I’m hoping to publish my next book by the end of the month and I would like for a few of my friends to read over it and make suggestions. Grammar, spelling, clarity, story flow, etc.
Here’s an excerpt:
The small group made its way closer to our little barn and seemed intent upon exploring. I slid behind the manger and shrank against the back wall of the barn. Steven joined me and I could hear him softly praying.
Footsteps tramped through the tall grass near the door and into the packed dirt of the barn. From my vantage point, I could see several pairs of boots as the men entered. They still talked and laughed, just men enjoying a sunny morning during a brutal war.
“Ol’ Rooney would have never been promoted to major if his daddy wasn’t the commander,” a high-pitched, nasal voice was saying as they walked in, “He is just riding daddy’s coattails.”
“That’s probably true,” answered another soldier, “but at least he knows his right hand from his left!”
The group laughed, obviously at the high-pitch voiced soldier’s expense. He joined in, his laugh distinguished from the others by that same high-pitched, nasal tone.
Sweat rolled into my left eye, stinging. I resisted the intense urge to wipe my forehead, knowing that any movement could cause our precarious shelter to shift and betray our position.
My senses were on high alert. It seemed that time slowed, and every experience was thoroughly felt. The stinging of my eye, the dry scent of old dust being stirred, the sharp pain of an ant biting my lower leg near my ankle, all were felt intensely.
Fear constricted my throat, making it difficult to swallow. When I did swallow, it sounded much too loud to my sensitive ears.
The Rebel soldiers milled around in the barn, examining the old planks, and commenting on the disrepair. One of the soldiers had evidently lived in this area and delighted in telling his mates about visiting this old barn a few years ago.
“It was in bad shape then, too,” he was saying, “But, I think it is worse now. That stack of planks at the back was not there then. It seems strange that they would have fallen like that, though.”
I watched in horror as two pairs of boots began to walk toward our hiding place. Steven’s eyes were closed tightly, and his whispered prayer had gone silent.

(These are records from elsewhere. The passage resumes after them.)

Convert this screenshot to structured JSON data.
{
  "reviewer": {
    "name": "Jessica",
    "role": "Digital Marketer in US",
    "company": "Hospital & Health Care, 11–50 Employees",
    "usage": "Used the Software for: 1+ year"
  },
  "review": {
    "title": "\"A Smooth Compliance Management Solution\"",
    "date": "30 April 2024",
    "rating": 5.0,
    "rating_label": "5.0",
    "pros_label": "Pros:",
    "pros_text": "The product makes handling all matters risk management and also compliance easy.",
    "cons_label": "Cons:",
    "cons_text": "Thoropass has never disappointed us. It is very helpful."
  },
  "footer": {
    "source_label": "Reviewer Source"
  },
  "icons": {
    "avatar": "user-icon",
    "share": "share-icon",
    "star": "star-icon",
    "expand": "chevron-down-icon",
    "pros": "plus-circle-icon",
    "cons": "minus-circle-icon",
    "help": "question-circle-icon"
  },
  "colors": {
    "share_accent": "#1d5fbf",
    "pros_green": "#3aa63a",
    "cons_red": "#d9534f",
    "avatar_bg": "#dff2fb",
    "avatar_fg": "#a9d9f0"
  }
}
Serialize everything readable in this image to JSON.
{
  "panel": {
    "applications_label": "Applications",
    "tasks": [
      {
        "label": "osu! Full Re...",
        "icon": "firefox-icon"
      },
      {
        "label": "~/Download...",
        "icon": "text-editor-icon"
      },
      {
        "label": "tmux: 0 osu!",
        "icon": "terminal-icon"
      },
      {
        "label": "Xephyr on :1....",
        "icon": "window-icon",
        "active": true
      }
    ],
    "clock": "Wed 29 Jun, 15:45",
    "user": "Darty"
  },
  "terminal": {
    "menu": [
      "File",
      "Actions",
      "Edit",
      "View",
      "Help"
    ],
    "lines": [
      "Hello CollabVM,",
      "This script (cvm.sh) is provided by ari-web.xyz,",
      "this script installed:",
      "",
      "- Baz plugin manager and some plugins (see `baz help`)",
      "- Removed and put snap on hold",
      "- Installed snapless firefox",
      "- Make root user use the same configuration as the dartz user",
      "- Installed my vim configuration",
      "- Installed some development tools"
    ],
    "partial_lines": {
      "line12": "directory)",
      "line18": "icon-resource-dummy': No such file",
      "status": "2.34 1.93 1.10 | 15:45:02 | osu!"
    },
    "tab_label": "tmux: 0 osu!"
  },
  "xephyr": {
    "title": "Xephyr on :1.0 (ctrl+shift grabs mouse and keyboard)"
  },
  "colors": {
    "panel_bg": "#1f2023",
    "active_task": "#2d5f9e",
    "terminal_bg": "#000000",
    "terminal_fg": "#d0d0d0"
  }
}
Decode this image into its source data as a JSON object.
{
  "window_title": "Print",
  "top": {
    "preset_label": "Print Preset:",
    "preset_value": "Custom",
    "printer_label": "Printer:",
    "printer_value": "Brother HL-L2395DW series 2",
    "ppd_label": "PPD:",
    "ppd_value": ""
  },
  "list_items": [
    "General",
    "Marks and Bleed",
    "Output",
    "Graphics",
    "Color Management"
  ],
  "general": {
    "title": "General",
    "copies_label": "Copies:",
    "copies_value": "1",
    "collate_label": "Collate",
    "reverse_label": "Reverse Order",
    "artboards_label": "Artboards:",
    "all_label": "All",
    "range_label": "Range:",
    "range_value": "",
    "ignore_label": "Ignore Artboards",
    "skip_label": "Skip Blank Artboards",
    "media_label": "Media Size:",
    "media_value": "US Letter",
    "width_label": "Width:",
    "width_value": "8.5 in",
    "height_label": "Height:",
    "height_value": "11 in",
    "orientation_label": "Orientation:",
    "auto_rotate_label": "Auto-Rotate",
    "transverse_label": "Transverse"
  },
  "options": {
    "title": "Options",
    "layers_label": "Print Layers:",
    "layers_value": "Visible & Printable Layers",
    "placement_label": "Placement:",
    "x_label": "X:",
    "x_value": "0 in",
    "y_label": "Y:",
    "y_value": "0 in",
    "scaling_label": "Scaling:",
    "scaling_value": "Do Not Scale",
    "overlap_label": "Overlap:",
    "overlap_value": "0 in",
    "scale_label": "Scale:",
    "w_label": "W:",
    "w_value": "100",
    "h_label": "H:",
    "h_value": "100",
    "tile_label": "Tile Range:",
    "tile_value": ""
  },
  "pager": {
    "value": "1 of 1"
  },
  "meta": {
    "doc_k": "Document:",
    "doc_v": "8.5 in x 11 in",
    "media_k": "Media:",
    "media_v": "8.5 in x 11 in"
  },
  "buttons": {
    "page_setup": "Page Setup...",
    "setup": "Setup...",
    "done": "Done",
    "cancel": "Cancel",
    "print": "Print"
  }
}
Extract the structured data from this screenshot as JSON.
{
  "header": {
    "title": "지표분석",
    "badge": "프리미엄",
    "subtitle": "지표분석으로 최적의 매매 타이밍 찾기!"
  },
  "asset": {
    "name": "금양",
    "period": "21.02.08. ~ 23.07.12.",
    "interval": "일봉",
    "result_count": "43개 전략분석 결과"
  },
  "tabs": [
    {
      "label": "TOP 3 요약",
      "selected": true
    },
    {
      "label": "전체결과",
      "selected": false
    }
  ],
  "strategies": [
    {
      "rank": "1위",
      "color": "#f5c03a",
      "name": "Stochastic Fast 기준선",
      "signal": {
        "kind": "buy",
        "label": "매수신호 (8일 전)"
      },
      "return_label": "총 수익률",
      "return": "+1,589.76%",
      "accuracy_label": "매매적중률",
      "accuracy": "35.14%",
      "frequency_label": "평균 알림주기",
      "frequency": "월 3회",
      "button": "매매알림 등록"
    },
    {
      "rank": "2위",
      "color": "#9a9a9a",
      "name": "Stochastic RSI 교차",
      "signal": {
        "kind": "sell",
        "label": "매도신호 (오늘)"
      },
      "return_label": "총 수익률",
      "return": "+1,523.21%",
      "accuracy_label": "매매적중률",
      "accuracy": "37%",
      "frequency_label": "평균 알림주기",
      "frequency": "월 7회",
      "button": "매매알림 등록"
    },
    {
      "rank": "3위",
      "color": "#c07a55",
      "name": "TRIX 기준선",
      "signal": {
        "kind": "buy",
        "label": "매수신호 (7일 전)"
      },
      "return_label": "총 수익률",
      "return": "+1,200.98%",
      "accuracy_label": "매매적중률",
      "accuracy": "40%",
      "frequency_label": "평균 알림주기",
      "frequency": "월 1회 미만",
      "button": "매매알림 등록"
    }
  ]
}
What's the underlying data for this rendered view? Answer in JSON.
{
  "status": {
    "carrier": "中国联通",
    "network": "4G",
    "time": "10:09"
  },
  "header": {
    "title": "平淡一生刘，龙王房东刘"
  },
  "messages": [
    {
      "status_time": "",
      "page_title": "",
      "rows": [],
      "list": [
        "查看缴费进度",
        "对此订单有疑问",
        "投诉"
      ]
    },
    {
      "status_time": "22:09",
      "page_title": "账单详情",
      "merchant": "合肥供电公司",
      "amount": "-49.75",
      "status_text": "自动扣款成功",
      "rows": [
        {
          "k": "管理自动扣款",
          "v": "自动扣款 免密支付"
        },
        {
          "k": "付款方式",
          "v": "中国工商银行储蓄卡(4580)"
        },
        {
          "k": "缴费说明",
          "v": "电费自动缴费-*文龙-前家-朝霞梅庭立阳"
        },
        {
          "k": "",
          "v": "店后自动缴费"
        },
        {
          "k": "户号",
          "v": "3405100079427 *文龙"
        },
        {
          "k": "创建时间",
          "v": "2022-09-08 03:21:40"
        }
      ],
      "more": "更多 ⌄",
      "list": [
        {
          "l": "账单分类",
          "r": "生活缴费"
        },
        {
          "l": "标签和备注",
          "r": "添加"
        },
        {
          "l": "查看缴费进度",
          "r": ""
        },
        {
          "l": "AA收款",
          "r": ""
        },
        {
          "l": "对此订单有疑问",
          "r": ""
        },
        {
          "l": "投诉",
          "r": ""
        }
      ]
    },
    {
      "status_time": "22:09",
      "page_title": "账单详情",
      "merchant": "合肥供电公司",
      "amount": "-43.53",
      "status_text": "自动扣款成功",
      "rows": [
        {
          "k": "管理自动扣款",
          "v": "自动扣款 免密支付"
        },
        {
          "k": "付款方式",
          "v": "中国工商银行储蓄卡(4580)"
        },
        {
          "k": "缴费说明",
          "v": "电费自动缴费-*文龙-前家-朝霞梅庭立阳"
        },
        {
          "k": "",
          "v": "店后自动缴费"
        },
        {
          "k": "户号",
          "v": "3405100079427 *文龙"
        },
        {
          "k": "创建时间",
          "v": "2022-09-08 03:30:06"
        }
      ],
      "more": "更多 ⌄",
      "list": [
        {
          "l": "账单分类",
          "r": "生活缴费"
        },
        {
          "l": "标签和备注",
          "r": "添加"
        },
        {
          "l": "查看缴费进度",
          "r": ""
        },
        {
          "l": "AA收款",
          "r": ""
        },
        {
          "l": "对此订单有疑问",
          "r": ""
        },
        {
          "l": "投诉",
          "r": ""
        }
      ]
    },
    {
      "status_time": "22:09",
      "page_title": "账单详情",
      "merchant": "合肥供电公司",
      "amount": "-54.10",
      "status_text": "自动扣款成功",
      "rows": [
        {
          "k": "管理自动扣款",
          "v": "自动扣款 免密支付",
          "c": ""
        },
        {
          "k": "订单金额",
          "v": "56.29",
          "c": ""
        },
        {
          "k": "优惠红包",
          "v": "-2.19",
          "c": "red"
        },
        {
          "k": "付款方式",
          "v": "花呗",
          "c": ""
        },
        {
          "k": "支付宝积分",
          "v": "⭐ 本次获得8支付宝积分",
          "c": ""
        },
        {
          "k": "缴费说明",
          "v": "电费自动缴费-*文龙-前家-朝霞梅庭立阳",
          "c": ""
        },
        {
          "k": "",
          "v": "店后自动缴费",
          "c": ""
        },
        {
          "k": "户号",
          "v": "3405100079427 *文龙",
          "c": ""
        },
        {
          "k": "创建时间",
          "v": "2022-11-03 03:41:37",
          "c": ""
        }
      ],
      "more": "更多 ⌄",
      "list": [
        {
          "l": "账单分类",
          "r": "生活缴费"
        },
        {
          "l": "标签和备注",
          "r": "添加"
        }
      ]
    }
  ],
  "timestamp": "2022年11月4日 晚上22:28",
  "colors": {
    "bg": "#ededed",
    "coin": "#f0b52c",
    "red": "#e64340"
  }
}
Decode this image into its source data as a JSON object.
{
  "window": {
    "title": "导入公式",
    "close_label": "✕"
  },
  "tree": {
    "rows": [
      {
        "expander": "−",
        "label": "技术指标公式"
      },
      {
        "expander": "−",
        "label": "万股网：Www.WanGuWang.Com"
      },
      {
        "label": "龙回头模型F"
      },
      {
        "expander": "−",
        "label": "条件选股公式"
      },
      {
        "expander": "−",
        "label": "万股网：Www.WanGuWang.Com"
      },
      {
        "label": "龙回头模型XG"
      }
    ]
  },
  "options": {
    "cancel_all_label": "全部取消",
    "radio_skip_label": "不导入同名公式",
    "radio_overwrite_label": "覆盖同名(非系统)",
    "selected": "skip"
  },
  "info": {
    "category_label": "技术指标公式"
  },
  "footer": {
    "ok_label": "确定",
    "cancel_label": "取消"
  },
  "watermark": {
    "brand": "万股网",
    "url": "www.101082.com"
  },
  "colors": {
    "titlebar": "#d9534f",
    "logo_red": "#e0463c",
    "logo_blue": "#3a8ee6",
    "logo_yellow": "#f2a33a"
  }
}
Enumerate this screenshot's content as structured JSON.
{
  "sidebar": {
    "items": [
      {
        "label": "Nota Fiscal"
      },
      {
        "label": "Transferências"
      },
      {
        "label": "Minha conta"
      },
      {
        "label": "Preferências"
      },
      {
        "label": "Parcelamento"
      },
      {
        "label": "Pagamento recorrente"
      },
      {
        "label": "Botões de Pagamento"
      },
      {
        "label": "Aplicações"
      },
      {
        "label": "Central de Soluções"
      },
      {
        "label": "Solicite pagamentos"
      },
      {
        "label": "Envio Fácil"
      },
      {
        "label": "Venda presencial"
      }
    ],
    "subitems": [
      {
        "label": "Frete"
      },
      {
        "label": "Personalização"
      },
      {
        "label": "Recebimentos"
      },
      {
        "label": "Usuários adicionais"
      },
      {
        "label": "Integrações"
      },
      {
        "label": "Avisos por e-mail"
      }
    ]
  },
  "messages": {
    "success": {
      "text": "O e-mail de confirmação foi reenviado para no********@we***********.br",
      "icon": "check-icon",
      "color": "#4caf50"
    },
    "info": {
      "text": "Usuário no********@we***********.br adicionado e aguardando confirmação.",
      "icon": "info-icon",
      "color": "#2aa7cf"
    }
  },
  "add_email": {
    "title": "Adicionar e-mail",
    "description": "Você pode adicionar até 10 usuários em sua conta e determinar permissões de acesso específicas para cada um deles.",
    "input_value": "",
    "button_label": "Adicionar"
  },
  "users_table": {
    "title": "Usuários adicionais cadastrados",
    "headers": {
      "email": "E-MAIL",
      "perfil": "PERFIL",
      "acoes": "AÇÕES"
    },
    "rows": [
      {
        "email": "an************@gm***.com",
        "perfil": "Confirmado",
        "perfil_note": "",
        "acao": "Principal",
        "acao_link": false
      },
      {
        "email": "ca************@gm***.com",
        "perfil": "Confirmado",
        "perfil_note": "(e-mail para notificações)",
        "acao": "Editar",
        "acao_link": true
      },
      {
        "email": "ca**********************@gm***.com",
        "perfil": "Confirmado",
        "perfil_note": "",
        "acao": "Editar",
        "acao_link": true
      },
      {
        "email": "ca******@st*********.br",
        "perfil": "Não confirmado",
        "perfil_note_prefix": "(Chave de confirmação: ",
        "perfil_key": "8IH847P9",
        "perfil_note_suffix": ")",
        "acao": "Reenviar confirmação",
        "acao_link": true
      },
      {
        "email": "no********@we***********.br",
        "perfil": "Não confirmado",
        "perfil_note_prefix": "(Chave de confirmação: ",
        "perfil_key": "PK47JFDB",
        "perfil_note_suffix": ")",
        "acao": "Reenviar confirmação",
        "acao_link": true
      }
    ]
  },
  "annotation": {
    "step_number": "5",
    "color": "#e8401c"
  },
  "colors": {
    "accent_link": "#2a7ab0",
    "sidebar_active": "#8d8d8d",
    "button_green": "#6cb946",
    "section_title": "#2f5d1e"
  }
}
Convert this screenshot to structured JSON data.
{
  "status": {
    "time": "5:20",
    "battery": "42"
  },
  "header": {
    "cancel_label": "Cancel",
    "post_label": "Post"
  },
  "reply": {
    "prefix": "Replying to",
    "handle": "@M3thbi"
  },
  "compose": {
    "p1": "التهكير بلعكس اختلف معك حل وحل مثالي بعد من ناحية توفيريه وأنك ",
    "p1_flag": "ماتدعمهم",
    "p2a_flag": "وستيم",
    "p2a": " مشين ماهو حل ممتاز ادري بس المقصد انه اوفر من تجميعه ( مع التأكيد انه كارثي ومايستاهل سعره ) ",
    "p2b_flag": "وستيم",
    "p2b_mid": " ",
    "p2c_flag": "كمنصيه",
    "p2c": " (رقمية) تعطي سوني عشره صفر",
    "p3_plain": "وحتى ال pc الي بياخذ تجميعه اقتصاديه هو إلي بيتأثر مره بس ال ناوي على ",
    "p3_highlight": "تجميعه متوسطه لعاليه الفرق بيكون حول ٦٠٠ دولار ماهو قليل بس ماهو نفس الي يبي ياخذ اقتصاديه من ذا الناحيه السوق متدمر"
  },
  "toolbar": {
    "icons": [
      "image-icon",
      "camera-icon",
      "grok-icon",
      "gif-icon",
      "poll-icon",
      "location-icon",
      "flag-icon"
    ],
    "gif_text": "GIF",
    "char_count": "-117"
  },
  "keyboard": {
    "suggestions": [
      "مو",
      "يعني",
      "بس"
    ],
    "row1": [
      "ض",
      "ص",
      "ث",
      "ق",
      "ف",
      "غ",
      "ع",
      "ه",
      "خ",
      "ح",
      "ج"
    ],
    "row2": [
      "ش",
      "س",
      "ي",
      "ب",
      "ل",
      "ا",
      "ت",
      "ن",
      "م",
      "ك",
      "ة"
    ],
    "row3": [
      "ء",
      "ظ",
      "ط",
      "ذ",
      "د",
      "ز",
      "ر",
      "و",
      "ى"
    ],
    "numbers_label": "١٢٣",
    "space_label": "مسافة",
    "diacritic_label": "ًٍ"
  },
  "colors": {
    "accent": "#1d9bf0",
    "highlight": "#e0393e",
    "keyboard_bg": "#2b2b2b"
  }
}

“Look over here,” interjected a triumphant voice I had not heard previously, “it’s a nest of baby rabbits!”
The two pairs of boots halted and turned. Excited conversation ensued as the men discussed the idea of taking them and taming the rabbits. They talked about eating rabbit stew once the rabbits grew a bit.
The two men closest to us joined the conversation from their place, several paces from the other group. Once the initial excitement had died down, they again turned, and the awful thud of their footsteps seemed to thunder toward us.
Suddenly, the clear sound of a bugle called through the late morning air.
This story takes place in Civit, with trips back in time to Elisha Browne’s experience in the American Civil War. It involves a daring escape from Belle Isle Prison Camp.